'A Wrinkle in Time' 50 years later(Read article summary)
This year marks the 50th anniversary of the publishing of Madeleine L'Engle classic "A Wrinkle in Time."
Thanks to author Madeleine Lâ€™Engle, many readers know exactly what â€śtesseractâ€ť means.
At least they think they know. In real life, "tesseract" is actually a geometry concept. But in pop culture, the word is inextricably linked to time travel and Lâ€™Engleâ€™s classic novel â€śA Wrinkle in Time,â€ť which celebrates its 50h anniversary this year. A special edition of the book will be released tomorrow, with extras that include the text of Lâ€™Engleâ€™s Newbery Medal acceptance speech, an introduction by â€śBridge to Teribithiaâ€ť author Katherine Paterson, and an afterword by Lâ€™Engleâ€™s granddaughter Charlotte Jones Voiklis.

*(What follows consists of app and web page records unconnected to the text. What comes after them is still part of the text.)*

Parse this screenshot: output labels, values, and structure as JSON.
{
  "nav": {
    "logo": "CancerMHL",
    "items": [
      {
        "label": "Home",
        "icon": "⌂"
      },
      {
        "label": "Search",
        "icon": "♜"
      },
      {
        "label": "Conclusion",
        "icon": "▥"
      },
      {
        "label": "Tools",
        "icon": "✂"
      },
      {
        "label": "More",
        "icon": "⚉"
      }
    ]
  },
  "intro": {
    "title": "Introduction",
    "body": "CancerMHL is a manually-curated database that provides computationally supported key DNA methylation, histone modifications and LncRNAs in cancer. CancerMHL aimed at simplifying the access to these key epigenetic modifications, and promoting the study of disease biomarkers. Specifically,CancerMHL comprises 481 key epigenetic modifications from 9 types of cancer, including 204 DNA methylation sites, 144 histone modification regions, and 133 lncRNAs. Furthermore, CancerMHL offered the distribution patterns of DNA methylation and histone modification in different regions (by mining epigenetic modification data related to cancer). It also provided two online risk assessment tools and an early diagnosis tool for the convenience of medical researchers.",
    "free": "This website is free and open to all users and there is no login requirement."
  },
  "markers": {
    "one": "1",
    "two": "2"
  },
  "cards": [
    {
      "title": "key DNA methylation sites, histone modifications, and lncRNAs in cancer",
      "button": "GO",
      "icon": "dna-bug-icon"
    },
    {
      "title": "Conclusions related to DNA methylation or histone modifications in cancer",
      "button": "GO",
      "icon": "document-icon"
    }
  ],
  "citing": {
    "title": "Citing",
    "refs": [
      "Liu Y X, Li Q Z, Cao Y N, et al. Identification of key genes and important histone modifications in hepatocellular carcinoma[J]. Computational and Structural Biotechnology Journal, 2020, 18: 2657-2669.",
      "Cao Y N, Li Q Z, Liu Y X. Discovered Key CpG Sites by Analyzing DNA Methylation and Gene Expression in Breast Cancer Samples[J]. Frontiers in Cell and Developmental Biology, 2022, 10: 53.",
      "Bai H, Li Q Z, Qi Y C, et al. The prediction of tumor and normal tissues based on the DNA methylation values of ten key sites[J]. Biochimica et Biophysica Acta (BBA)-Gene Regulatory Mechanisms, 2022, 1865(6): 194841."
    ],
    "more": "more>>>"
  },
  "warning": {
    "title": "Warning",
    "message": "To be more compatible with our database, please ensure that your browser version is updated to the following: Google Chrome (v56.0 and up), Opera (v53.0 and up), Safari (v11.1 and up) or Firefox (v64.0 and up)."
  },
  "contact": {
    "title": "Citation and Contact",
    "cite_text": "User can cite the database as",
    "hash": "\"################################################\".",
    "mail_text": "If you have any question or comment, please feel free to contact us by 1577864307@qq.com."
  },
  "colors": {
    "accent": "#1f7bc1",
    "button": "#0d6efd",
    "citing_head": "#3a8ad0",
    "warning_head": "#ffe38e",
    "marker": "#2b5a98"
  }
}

In the novel, main character Meg Murryâ€™s father left on a government mission months ago but has gone missing. Then, one night during a thunderstorm, Meg and her family are visited by a mysterious woman who introduces herself as Mrs Whatsit. Mrs Whatsit and her companions convince Meg, Megâ€™s brother Charles Wallace, and Megâ€™s friend Calvin that they must embark on a journey to find Meg and Charles Wallaceâ€™s father and save him from a terrible evil.
In addition to winning the Newbery Medal, â€śA Wrinkle in Timeâ€ť was a runner-up for the Hans Christian Andersen Award and won the Sequoyah Book Award and the Lewis Carroll Shelf Award. The book was the first in a series by Lâ€™Engle about the Murry family which consisted of four other books. The first, â€śA Wind in the Door,â€ť follows Meg, Charles Wallace, and Calvin as they meet a cherubim and fight off new villains, creatures called Echthroi. The next book in the series, â€śA Swiftly Tilting Planet,â€ť jumps ahead several years to a time when Charles Wallace must save the world from a dangerous dictator. In â€śMany Waters,â€ť Meg and Charles Wallaceâ€™s brothers Sandy and Dennys are transported back to Biblical times, and the last book in the series, â€śAn Acceptable Time,â€ť details the adventures of one of the members of the next generation of the family, a girl named Polly.
Despite time travel and other science fiction plot devices, Lâ€™Engle biographer Leonard Marcus says the bookâ€™s major theme is Megâ€™s love for her family, the most powerful weapon she possesses in the fight against the evil IT.
â€śAt its core itâ€™s about a girlâ€™s love for her father,â€ť Marcus said in an interview with The New York Times. â€śAnd that emotional level transcends the genre aspect of the book.â€ť
While still beloved by many readers, â€śA Wrinkle in Timeâ€ť is also one of the most frequently banned books in the United States, according to a list released by the American Library Association. In the ALAâ€™s list of â€ś100 Most Frequently Banned Booksâ€ť for the decade of 1990 to 1999, Lâ€™Engleâ€™s novel came in at number 23. Critics say the bookâ€™s battle between good and evil reflects badly on religion.
But banning the book hasnâ€™t stopped it from being deeply embedded in pop culture â€“ and itâ€™s not going away anytime soon. â€śA Wrinkle in Timeâ€ť has been adapted into play form, and a film version was produced by several companies in Canada and aired in the United States on ABC in 2004. The movie starred actress Katie Stuart as Meg, David Dorfman as Charles Wallace, and â€śEverwoodâ€ť actor Gregory Smith as Calvin. (Lâ€™Engle, who died in 2007, saw the film and later said, â€śI expected it to be bad, and it is.â€ť) Later, the book cropped up on the popular ABC television series â€śLost,â€ť which was famous for referencing classic works of literature. (Con man Sawyer read the book while stranded on the island). A feature film adaptation of â€śA Wrinkle in Timeâ€ť is currently in production at Disney.
And future generations? Author Melissa Wiley, who writes for the blog GeekMom, says she loved the novel so much she couldnâ€™t wait to share it with her kids, who devoured it as quickly as she did and clamored for the sequels.
â€śTessering â€“ what a marvel!â€ť Wiley wrote of the book. â€śAnd all those Camazotz kids bouncing their balls in perfect unison! Remember how your heart pounded when that one boy lost control of his ball and it went rolling into the street, and his mother totally panicked? I swear, my heart is beating faster right now, just thinking about it. Because this is a book that still tessers me to another world.â€ť
Molly Driscoll is a Monitor contributor.